◆ INSTRUCTIONS TO FOLLOW
Check each line of the records below for the word "this" and copy those where it appears.

##### DATA PROVIDED #####

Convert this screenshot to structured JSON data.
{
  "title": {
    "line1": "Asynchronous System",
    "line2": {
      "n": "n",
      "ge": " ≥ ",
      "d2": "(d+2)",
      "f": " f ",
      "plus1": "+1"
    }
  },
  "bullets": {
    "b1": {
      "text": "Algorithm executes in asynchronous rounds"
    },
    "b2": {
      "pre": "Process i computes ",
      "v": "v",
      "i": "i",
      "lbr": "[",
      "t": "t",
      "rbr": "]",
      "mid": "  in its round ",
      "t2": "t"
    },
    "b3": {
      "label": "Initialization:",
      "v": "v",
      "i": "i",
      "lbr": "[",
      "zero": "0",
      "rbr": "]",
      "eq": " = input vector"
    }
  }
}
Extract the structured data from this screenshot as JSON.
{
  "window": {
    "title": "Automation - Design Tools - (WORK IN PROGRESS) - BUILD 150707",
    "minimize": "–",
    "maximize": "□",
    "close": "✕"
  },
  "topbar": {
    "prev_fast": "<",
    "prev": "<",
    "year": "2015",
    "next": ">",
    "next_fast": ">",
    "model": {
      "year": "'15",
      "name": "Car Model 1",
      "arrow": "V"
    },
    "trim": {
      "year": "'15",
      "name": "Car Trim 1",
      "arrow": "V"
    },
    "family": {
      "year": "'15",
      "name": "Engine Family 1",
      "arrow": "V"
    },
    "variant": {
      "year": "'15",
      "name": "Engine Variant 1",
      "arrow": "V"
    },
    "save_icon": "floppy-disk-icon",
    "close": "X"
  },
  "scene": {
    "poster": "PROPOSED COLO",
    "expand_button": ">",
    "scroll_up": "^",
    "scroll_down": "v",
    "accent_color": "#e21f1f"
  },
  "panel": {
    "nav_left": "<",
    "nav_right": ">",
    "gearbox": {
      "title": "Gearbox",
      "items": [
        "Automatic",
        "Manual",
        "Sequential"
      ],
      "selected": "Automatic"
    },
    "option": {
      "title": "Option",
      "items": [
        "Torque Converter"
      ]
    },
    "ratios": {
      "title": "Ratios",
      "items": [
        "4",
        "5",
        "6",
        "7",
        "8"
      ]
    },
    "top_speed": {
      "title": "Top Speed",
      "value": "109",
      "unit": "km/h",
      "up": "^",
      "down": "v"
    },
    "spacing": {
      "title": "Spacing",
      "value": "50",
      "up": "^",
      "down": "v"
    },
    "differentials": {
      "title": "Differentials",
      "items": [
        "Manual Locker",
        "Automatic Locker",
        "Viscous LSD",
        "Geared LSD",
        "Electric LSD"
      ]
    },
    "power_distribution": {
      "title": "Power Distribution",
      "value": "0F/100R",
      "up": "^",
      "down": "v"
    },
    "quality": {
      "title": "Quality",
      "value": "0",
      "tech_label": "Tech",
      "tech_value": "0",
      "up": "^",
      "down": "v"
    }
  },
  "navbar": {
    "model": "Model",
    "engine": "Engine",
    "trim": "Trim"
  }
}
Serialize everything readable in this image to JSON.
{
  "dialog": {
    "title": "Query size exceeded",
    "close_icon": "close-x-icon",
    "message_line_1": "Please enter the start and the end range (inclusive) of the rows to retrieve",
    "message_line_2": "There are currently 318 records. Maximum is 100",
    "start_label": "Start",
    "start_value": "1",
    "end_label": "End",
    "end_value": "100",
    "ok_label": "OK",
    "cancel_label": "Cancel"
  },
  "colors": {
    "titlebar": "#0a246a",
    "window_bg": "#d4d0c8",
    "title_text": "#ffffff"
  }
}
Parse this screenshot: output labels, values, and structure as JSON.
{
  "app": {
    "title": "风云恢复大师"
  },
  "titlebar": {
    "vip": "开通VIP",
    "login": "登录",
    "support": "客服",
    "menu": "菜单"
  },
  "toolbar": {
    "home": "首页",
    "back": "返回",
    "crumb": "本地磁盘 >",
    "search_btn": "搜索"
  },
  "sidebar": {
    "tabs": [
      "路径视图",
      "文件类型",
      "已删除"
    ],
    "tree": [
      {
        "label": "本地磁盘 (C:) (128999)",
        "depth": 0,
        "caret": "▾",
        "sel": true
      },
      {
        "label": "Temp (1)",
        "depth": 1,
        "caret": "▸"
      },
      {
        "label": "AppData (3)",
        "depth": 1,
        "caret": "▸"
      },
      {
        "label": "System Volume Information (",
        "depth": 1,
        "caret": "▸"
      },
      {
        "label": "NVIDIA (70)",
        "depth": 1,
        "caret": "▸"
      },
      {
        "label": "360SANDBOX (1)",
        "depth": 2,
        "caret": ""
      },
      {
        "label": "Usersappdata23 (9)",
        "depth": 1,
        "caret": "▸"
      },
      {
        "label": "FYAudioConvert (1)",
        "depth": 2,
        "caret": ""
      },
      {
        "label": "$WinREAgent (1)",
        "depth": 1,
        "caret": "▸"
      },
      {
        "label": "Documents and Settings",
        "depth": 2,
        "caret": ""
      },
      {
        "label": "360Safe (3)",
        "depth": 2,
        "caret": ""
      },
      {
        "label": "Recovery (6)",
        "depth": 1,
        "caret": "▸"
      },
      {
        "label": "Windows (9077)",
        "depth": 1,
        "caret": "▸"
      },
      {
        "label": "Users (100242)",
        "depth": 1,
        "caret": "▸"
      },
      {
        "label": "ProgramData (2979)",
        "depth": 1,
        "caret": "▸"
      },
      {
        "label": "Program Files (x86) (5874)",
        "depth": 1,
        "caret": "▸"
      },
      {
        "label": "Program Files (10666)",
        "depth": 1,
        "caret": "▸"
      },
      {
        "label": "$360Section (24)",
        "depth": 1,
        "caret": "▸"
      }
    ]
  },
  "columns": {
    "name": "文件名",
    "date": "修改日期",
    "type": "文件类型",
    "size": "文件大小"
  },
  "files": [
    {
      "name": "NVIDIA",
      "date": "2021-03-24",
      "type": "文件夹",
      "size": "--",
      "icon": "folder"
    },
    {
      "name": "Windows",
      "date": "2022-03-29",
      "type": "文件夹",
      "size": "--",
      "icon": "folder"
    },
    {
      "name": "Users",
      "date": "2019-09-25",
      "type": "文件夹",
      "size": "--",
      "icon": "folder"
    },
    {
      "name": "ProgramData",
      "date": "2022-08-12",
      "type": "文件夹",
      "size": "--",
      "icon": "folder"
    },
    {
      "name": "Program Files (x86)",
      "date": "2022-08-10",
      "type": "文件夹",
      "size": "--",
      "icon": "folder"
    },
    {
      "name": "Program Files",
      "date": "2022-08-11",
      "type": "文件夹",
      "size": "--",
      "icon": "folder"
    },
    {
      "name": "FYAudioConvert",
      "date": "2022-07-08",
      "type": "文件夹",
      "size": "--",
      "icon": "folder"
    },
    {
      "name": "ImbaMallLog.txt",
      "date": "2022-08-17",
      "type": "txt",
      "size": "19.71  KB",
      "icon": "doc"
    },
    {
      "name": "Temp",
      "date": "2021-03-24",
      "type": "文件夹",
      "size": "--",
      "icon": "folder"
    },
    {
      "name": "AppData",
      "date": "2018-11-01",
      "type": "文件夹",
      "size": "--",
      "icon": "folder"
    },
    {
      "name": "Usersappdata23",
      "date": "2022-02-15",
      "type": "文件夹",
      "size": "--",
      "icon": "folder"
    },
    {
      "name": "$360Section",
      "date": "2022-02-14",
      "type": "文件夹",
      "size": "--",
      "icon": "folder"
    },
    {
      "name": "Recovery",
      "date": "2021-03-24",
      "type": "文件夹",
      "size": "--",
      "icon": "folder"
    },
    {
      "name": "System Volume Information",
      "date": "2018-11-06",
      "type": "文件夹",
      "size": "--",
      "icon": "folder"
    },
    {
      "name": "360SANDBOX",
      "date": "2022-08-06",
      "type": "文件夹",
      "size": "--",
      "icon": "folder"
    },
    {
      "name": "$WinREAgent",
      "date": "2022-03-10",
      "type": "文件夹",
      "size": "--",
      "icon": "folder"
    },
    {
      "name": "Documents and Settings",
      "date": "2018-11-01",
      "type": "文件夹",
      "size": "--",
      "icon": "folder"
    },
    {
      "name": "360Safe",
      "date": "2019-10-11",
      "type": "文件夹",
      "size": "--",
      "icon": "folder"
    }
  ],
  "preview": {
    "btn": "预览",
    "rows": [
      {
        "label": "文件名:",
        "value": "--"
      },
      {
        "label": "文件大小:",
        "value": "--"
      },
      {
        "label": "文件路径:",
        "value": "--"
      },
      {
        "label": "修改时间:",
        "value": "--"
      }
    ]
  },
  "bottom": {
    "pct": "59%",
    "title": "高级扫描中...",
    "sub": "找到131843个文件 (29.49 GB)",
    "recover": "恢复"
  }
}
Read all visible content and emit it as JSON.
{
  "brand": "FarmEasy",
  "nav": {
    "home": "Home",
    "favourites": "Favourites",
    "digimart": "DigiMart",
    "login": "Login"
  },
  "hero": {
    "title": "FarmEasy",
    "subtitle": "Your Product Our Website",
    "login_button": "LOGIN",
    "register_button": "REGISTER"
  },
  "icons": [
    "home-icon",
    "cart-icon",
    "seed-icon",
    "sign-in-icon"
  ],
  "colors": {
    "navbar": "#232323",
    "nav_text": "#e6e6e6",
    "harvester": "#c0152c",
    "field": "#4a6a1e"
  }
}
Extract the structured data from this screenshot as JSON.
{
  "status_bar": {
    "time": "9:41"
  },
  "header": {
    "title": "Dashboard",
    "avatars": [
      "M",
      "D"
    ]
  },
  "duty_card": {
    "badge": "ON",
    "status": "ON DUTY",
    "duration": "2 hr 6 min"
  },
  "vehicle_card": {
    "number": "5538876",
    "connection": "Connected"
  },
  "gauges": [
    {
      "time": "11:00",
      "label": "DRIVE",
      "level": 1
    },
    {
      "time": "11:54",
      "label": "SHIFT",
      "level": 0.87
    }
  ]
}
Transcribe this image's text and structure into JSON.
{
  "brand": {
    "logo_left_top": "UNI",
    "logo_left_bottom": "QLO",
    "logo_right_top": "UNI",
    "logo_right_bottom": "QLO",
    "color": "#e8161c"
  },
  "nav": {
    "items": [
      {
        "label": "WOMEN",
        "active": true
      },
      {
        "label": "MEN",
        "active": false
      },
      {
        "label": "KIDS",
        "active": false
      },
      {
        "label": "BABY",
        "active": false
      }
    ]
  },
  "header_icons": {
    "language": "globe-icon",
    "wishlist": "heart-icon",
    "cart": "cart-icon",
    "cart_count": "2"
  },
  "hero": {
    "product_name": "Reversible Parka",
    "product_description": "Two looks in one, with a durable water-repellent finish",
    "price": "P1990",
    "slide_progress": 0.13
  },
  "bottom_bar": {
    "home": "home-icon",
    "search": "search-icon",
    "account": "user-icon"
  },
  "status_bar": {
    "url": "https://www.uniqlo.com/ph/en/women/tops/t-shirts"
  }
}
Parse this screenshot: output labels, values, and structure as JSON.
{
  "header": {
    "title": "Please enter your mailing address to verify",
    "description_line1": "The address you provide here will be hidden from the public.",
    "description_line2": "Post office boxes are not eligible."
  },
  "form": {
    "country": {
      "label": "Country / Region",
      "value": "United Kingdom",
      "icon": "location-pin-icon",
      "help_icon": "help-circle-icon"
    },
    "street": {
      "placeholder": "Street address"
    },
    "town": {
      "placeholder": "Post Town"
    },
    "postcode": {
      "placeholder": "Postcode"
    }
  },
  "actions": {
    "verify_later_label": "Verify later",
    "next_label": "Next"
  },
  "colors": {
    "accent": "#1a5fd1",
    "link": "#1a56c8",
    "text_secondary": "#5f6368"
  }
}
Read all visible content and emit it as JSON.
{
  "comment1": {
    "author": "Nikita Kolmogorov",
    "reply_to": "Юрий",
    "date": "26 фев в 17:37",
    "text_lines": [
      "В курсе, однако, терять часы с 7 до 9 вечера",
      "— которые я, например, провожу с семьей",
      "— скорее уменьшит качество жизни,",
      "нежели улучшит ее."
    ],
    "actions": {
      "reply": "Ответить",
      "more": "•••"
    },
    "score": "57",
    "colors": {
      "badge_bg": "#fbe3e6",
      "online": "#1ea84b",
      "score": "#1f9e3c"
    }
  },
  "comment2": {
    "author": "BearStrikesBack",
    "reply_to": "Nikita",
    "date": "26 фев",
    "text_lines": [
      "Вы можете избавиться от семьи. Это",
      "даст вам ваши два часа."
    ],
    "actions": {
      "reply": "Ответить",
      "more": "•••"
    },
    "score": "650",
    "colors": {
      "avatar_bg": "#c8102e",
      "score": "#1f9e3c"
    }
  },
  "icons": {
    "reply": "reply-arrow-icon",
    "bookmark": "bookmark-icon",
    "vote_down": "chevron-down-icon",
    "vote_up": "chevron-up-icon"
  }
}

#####

◆ TASK RESULT
Convert this screenshot to structured JSON data.
Extract the structured data from this screenshot as JSON.
Serialize everything readable in this image to JSON.
Parse this screenshot: output labels, values, and structure as JSON.
Extract the structured data from this screenshot as JSON.
Transcribe this image's text and structure into JSON.
Parse this screenshot: output labels, values, and structure as JSON.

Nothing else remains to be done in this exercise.